century, the shoots, sprigs, and branches of a tree, large and vigourous, but productive of complicated evil.
Thus ar an outline has been traced of the History of Judea, from the time it became tributary to the Romans, to the death of Christ; a period comprehending rather less than an hundred years. From that time Herod-Agrippa, the grandson of Herod the Great, was made by Caius, Tetrarch of Trachonitis and Abilene, in which he was afterwards confirmed by Claudius, who also added Judea and Samaria to his Kingdom. He was the second persecutor of the Christians, and slew James the Apostle, and imprisoned Peter.' After six years reign, he was himself smitten by an angel, with a disease which shortly terminated his life, for having blasphemously suffered himself to be styled a God. At his death the persecution of the Christians ceased, and the Church flourished; Judea was again made a Roman province, and Cuspus Fadus deputed by Claudius, Governour.
The Apostles of Christ began to disperse themselves, and to execute their Master's injunction of preaching to the whole world. In the mean time Cuspus Fadus is succeeded by Tiberias, Alexander, Cumanus, and Felix; in the Procuratorship of the latter of these, Agrippa the younger, son of Herod-Agrippa, obtains from Claudius the Kingdom of his uncle Philip, together with other parts of the country; in consequence of which he is styled King Agrippa, before whom, his sister and Festus, Paul pleaded at Cæsarea, as he had previously
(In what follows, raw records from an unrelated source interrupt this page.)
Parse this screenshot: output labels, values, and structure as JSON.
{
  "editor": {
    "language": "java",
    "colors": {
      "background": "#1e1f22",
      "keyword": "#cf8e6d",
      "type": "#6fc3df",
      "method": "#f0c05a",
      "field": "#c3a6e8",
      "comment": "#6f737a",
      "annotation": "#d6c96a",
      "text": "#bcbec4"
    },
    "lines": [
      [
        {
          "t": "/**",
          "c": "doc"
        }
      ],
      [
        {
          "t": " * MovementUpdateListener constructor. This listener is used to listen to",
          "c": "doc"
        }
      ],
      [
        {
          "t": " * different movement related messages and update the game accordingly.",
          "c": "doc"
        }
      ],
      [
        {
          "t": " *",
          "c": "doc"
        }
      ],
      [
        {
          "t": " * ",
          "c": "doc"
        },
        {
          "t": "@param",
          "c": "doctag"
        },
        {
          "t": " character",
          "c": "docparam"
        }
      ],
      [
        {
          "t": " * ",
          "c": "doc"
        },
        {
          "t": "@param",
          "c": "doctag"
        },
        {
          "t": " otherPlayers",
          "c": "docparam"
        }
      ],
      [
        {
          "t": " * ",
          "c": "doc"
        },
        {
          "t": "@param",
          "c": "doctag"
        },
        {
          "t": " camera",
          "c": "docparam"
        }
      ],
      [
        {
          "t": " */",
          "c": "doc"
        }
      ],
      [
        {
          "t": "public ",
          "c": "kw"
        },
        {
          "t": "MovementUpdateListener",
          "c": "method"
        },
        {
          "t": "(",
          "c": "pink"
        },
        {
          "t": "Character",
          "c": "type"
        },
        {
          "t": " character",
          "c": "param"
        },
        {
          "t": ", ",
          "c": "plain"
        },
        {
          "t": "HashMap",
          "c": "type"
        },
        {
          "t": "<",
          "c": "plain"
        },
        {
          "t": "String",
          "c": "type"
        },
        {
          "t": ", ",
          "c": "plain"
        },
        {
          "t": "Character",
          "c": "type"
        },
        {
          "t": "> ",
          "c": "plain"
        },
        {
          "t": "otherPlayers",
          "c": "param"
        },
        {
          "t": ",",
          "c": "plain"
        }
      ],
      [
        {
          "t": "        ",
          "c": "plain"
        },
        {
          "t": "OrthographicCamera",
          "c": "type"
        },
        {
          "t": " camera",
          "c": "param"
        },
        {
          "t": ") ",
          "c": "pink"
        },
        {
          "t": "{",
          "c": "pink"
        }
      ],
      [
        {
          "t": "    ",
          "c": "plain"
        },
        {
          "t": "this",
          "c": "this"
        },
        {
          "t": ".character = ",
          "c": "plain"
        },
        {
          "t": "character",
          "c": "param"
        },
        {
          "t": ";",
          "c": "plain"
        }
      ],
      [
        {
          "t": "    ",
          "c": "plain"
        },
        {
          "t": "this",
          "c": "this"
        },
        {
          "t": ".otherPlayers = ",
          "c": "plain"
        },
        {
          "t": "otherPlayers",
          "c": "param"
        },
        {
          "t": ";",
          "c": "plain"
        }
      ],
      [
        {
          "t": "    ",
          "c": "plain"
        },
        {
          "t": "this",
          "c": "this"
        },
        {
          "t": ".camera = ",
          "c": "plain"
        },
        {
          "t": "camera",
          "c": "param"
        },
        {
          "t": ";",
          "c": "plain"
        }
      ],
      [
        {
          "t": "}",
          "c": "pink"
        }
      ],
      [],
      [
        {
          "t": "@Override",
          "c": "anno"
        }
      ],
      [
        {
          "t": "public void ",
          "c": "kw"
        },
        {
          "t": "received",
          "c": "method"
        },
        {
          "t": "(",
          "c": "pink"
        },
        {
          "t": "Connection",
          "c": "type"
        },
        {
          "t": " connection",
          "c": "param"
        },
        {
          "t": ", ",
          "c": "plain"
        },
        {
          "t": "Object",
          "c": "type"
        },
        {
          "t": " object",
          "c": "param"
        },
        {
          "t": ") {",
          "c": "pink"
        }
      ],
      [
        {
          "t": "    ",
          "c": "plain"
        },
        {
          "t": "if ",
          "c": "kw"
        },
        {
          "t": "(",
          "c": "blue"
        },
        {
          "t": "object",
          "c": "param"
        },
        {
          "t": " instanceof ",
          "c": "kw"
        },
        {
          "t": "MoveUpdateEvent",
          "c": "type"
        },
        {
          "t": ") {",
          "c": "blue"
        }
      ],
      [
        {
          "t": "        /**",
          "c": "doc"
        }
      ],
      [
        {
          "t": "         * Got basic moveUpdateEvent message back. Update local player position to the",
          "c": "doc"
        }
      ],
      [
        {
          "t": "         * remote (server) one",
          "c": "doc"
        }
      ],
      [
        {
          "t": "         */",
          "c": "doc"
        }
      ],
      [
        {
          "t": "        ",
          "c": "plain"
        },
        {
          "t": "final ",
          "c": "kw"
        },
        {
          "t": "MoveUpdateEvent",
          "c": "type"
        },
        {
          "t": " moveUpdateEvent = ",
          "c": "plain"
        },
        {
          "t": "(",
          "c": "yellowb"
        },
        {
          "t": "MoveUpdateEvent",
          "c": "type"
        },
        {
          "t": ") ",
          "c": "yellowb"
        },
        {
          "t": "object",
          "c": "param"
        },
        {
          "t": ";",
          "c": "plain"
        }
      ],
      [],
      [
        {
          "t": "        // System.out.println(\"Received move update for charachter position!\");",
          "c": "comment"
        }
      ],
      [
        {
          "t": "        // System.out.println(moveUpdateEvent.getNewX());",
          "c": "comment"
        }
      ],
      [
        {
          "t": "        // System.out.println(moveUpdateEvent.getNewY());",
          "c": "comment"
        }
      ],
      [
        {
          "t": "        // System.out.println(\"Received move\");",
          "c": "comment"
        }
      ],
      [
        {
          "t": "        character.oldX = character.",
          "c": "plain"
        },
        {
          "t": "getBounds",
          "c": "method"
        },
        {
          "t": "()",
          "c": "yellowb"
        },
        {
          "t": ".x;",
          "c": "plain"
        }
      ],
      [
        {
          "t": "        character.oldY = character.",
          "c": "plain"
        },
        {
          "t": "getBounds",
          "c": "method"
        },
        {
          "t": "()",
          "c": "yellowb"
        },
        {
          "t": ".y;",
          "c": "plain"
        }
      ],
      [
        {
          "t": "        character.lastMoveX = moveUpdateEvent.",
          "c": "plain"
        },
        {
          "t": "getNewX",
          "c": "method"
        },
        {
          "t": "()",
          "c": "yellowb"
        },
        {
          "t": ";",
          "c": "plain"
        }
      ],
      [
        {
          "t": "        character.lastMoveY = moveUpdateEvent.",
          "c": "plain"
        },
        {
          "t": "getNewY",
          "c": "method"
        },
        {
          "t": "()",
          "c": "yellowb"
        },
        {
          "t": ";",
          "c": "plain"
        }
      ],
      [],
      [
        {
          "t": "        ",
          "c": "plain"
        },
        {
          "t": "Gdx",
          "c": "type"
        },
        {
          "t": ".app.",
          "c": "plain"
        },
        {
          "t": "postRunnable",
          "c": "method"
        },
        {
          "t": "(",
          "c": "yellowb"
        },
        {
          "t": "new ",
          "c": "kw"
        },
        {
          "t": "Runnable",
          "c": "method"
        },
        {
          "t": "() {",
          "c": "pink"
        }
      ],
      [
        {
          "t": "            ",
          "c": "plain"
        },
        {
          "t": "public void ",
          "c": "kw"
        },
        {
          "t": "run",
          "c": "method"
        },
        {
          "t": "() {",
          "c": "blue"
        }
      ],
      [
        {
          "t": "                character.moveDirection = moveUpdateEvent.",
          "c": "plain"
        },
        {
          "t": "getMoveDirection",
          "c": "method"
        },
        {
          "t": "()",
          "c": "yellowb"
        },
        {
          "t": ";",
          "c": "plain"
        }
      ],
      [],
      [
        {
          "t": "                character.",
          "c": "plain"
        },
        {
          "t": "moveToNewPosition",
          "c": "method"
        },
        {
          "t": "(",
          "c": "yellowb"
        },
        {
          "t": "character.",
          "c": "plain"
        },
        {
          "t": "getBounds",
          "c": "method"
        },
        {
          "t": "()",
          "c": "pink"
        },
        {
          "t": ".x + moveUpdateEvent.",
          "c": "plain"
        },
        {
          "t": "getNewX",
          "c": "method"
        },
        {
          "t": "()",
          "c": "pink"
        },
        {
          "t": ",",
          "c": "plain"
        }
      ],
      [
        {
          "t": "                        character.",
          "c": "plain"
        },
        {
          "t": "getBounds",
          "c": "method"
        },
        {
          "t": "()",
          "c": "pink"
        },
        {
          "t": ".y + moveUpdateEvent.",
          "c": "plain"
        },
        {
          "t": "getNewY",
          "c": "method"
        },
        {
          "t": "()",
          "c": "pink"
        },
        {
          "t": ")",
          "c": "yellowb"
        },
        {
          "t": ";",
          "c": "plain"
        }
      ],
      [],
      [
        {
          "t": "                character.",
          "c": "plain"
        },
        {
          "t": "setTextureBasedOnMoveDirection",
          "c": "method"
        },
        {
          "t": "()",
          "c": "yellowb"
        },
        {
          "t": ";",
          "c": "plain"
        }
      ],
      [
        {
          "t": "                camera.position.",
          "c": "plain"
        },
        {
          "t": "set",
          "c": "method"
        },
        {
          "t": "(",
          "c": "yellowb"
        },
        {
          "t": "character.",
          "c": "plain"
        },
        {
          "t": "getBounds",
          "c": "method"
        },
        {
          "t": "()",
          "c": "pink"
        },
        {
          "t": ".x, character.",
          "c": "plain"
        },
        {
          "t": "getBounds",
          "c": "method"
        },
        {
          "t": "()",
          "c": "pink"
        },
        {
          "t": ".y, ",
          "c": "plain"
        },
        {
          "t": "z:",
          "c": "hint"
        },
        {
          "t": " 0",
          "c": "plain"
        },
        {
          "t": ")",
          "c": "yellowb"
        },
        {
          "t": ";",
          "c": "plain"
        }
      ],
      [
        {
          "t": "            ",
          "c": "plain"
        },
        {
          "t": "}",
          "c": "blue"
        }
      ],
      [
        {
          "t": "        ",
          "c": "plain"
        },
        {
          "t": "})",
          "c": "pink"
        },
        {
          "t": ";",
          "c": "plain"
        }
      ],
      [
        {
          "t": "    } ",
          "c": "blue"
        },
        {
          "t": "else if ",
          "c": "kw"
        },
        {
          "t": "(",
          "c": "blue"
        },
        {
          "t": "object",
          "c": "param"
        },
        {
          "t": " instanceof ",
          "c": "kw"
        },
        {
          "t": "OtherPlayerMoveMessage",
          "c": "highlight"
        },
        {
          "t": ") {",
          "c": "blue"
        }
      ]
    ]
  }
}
(1) Acts xii. 1, 2. (2) Acts xii. 20—23. (3) Acts xxv. 10. (4) Acts xxv. xxvi.